The stand of 289 between M Vijay and the debutant Shikhar Dhawan in the recent third Test in Mohali was the highest opening partnership in Tests featuring someone making his debut - the previous record was 276 by Stewie Dempster (in his, and New Zealand's, second Test) and Jackie Mills (in his first) against England in Wellington in 1929-30. But the overall record was a long way off: in Chittagong in April 2003, Jacques Rudolph - who scored 222 not out on debut - and Boeta Dippenaar shared an unbroken stand of 429 for South Africa's third wicket against Bangladesh. The highest partnership by a pair of Test debutants is 249, by Billy Ibadulla (166) and Abdul Kadir (95) for Pakistan against Australia in Karachi in 1964-65.
The best example for someone who scored a significant number of Test runs is England's Ken Barrington, who averaged 58.67 in Tests but 45.63 in first-class cricket. And his first-class average includes the Tests: if you take them out Barrington averaged 43.01 in other matches. Andy Ganteaume, whose one innings for West Indies gave him an average of 112.00, averaged 34.81 in all first-class cricket. There are lots of contenders for the worst difference... one of my favourites is the Australian Jack Badcock, who averaged 51.54 in first-class cricket, but exactly 37 less than that - 14.54 - in Tests, even though he scored a century against England!
Shikhar Dhawan was 99 days - about three months - past his 27th birthday when he made his striking Test debut against Australia in Mohali earlier this month. That puts him well down the list of oldest Indian first-timers - he's actually 56th in a table headed by Rustomji Jamshedji, who was 41 in 1933-34. Dhawan is the oldest Indian debutant for all of 14 months: Vinay Kumar was nearly 28 when he won his first cap against Australia in January 2012. Among batsmen, S Badrinath was 28 years 160 days old when he made his Test debut, against South Africa in Kolkata in February 2010.

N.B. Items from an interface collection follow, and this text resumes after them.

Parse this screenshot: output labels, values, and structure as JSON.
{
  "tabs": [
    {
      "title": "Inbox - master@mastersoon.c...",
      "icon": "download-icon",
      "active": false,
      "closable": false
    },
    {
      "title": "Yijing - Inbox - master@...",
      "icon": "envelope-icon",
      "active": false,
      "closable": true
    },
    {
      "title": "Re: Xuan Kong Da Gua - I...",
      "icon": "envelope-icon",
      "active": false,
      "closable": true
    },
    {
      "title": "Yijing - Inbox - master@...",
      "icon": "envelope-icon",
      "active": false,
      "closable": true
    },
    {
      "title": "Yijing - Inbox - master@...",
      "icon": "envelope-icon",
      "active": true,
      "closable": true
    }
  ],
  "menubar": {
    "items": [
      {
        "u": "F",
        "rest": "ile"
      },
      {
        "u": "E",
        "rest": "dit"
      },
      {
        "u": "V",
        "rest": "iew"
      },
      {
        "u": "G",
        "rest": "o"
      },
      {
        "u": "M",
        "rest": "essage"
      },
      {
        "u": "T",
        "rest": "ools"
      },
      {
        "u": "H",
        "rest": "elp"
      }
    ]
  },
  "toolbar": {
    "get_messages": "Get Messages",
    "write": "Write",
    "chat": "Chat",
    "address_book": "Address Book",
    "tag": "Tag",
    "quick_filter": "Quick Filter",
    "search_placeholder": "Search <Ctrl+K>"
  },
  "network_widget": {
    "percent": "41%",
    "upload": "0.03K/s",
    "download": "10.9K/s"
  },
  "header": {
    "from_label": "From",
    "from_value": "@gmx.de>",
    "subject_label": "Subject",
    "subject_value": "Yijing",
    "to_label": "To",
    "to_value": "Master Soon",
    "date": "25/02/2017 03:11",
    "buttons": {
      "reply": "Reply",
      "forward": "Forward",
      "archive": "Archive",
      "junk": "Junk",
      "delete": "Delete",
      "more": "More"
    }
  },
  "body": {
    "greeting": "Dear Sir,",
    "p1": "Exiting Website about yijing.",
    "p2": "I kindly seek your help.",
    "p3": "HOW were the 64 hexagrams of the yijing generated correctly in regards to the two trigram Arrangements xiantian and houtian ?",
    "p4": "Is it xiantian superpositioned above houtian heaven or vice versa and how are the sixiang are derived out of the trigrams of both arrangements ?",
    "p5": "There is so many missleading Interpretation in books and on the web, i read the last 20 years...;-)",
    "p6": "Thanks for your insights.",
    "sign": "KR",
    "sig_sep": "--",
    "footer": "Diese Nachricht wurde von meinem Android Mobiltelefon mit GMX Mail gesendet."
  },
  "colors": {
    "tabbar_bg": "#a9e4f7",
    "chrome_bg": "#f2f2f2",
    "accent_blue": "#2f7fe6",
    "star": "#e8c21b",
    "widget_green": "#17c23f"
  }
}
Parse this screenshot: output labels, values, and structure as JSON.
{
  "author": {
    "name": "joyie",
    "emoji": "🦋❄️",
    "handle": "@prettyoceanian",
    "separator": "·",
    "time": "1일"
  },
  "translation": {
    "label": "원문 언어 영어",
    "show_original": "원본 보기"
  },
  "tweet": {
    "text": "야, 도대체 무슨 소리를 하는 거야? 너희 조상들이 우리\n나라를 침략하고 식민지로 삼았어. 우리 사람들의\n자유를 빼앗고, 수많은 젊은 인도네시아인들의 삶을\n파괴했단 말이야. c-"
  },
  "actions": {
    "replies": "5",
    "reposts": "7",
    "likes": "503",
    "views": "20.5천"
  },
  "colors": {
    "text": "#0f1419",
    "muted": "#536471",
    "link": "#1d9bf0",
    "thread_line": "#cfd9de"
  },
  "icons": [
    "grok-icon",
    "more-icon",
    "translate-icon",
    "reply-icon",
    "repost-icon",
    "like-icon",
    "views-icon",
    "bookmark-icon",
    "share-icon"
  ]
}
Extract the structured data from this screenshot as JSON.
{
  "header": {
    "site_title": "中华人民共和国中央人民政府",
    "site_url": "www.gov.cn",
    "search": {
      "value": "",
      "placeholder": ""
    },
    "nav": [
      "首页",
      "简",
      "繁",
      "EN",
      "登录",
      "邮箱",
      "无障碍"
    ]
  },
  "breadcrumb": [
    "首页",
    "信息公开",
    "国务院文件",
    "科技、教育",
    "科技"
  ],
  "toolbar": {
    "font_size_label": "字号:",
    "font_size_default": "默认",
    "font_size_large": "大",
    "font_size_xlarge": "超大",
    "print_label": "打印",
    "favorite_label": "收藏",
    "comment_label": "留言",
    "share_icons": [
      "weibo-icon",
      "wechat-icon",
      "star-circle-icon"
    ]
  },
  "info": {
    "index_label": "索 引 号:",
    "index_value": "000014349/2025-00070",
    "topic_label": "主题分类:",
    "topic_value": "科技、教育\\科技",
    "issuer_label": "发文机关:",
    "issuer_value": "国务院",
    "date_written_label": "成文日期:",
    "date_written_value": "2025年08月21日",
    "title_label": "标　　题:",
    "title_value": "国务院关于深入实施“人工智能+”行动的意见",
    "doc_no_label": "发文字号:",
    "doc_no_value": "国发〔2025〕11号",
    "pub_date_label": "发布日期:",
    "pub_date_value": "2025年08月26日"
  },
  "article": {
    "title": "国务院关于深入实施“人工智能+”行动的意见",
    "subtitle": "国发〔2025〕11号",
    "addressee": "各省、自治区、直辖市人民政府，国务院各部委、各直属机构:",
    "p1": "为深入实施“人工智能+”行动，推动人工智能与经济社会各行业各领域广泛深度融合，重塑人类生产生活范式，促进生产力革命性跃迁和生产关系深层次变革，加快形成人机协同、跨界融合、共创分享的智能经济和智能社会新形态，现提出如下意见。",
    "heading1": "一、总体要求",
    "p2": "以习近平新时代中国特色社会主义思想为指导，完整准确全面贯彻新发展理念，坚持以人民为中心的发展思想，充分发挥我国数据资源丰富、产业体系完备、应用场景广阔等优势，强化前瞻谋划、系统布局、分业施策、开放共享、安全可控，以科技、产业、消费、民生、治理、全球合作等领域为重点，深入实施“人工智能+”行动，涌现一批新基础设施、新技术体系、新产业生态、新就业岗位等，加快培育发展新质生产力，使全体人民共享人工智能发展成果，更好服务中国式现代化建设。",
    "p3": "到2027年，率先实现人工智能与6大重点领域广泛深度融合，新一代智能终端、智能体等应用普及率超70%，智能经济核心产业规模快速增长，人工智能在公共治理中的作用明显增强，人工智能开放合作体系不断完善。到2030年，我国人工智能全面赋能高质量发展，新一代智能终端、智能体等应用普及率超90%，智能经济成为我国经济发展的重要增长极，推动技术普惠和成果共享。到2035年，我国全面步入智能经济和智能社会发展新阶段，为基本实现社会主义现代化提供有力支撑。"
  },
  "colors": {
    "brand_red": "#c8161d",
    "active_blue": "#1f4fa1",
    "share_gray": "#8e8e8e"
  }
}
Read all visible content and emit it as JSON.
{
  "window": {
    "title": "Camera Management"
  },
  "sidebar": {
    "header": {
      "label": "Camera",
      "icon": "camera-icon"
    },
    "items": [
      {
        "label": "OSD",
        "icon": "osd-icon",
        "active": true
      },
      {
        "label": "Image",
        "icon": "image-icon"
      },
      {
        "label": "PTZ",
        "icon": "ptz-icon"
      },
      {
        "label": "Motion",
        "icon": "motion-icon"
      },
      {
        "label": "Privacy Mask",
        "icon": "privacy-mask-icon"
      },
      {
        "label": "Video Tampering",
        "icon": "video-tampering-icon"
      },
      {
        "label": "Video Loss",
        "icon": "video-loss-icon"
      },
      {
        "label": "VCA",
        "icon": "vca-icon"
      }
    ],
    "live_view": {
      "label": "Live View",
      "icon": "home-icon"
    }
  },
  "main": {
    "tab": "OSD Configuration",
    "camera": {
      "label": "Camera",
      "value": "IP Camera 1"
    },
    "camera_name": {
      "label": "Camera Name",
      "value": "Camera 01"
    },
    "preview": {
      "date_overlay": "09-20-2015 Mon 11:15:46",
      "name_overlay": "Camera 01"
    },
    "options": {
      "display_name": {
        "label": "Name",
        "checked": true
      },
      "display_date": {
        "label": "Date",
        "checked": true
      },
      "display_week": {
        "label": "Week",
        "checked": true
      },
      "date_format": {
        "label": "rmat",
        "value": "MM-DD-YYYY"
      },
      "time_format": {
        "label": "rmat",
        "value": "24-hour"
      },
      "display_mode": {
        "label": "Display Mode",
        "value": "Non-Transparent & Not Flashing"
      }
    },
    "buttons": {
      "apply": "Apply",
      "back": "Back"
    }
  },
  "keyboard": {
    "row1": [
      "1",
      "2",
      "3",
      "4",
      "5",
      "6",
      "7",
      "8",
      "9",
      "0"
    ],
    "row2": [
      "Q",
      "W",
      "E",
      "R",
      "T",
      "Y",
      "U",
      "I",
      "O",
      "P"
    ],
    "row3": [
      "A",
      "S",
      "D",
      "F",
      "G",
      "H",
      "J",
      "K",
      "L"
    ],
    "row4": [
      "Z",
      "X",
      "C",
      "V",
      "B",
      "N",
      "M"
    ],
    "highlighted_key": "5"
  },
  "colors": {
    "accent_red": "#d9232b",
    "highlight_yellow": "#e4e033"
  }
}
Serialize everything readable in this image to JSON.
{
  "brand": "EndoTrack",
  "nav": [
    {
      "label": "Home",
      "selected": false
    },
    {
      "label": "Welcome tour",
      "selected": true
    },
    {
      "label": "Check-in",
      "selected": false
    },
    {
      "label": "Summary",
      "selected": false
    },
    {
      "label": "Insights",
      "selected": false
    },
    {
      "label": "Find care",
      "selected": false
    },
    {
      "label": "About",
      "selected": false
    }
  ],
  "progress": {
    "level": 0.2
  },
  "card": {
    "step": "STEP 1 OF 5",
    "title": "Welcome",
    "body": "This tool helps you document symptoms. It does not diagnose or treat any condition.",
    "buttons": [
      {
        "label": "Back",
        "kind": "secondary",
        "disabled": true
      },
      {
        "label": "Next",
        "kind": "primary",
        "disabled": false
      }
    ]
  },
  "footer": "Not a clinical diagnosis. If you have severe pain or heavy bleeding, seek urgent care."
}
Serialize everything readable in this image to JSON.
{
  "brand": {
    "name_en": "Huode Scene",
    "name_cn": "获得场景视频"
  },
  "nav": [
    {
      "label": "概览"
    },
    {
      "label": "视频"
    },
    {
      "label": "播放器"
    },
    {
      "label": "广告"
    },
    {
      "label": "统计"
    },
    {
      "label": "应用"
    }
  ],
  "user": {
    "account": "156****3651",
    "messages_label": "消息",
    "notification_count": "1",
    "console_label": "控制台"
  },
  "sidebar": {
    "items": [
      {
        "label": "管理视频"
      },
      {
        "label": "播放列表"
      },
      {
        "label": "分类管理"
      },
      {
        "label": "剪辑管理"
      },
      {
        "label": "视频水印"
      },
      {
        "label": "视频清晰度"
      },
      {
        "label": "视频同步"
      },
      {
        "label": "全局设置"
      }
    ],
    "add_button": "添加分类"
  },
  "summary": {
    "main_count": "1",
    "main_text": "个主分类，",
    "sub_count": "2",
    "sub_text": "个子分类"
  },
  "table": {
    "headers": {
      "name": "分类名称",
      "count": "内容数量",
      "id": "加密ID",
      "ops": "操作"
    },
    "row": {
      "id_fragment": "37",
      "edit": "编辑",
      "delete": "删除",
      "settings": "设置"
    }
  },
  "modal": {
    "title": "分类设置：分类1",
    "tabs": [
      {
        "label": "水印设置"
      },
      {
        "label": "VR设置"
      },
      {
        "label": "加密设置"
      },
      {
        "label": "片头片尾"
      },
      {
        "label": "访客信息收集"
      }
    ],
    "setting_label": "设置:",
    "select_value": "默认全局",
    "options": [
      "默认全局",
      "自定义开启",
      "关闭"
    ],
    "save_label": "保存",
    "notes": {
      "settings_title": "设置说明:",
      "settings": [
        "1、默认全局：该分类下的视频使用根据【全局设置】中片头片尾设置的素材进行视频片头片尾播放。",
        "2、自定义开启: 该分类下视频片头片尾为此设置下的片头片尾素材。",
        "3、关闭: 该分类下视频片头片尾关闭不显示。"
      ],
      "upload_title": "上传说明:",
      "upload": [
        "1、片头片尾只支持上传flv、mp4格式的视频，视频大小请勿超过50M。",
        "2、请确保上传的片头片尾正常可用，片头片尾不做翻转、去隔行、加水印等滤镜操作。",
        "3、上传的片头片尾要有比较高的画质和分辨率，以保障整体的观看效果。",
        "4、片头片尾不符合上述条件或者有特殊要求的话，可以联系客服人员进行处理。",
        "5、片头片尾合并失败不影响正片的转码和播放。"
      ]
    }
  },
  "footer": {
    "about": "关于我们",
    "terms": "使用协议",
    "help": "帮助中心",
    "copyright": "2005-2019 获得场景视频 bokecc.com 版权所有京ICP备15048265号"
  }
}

Three bowlers have reached 100 one-day wickets in fewer matches than Morne Morkel, who got there when he trapped BJ Watling of New Zealand leg-before in Kimberley in January. Shane Bond of New Zealand reached the mark in 55 matches, and Australia's Brett Lee in 54... but the fastest was the Pakistan offspinner Saqlain Mushtaq, who took his 100th wicket in his 53rd ODI, back in May 1997. Two others - Irfan Pathan and Waqar Younis - also reached 100 in their 59th matches.
I thought this record was going to change hands in the second innings of the Test in Delhi that has just finished: Sachin Tendulkar went in needing just eight runs to take over the top spot, but was out for 1. This leaves him with 3630 runs in 39 Tests against Australia - six adrift of the long-standing record held by the England opener Jack Hobbs, who scored 3636 runs in 41 Tests against them between 1907-08 and 1930. The only other man with more than 3000 Test runs against Australia is David Gower, who made 3269 in 42 matches for England. Geoff Boycott (2945) fell just short. The highest individual score in a Test against Australia remains Len Hutton's 364 for England at The Oval in 1938: no one else has managed a triple-century against them.
The answer to this rather complicated question is the Surrey and England batsman Laurie Fishlock, who played his first two Tests against India in 1936, then went to Australia with Gubby Allen's side that winter but suffered a hand injury. He didn't play another Test until he was recalled for the final match of England's first post-war series, against India in 1946 on his home ground, at The Oval. Fishlock was 39 by then, but had been having a fine season. He only scored 8 on his recall - but was still taken to Australia that winter. Early in the tour he badly broke a finger, and played only in the fifth Test, his last England appearance.
Steven Lynch is the editor of the Wisden Guide to International Cricket 2013